→ **The problem**
If a line in the listing contains "icon", copy it out whole.

→ **Data to use**
◆ ◆ ◆ ◆

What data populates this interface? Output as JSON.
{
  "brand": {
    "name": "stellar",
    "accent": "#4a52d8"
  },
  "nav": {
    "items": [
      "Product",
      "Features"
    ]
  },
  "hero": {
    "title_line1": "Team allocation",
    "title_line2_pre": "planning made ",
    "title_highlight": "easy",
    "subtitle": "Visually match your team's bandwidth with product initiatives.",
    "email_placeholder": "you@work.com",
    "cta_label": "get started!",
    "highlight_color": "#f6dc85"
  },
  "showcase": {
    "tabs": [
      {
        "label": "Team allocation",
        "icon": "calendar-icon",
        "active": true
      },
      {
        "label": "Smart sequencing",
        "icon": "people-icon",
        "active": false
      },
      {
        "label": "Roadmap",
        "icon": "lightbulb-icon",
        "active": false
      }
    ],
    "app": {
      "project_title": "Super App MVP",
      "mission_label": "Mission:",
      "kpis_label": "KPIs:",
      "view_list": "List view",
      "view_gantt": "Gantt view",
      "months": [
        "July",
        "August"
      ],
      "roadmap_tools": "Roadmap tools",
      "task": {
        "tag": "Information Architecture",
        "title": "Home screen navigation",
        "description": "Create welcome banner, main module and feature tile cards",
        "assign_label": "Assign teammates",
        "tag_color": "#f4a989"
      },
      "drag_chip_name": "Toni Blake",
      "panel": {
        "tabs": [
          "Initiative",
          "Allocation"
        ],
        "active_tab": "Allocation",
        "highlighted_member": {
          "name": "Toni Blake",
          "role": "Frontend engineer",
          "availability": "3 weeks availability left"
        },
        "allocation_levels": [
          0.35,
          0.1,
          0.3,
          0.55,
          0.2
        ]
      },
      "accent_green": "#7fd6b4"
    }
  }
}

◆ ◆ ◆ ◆

→ **Exercise answer**
        "icon": "calendar-icon",
        "icon": "people-icon",
        "icon": "lightbulb-icon",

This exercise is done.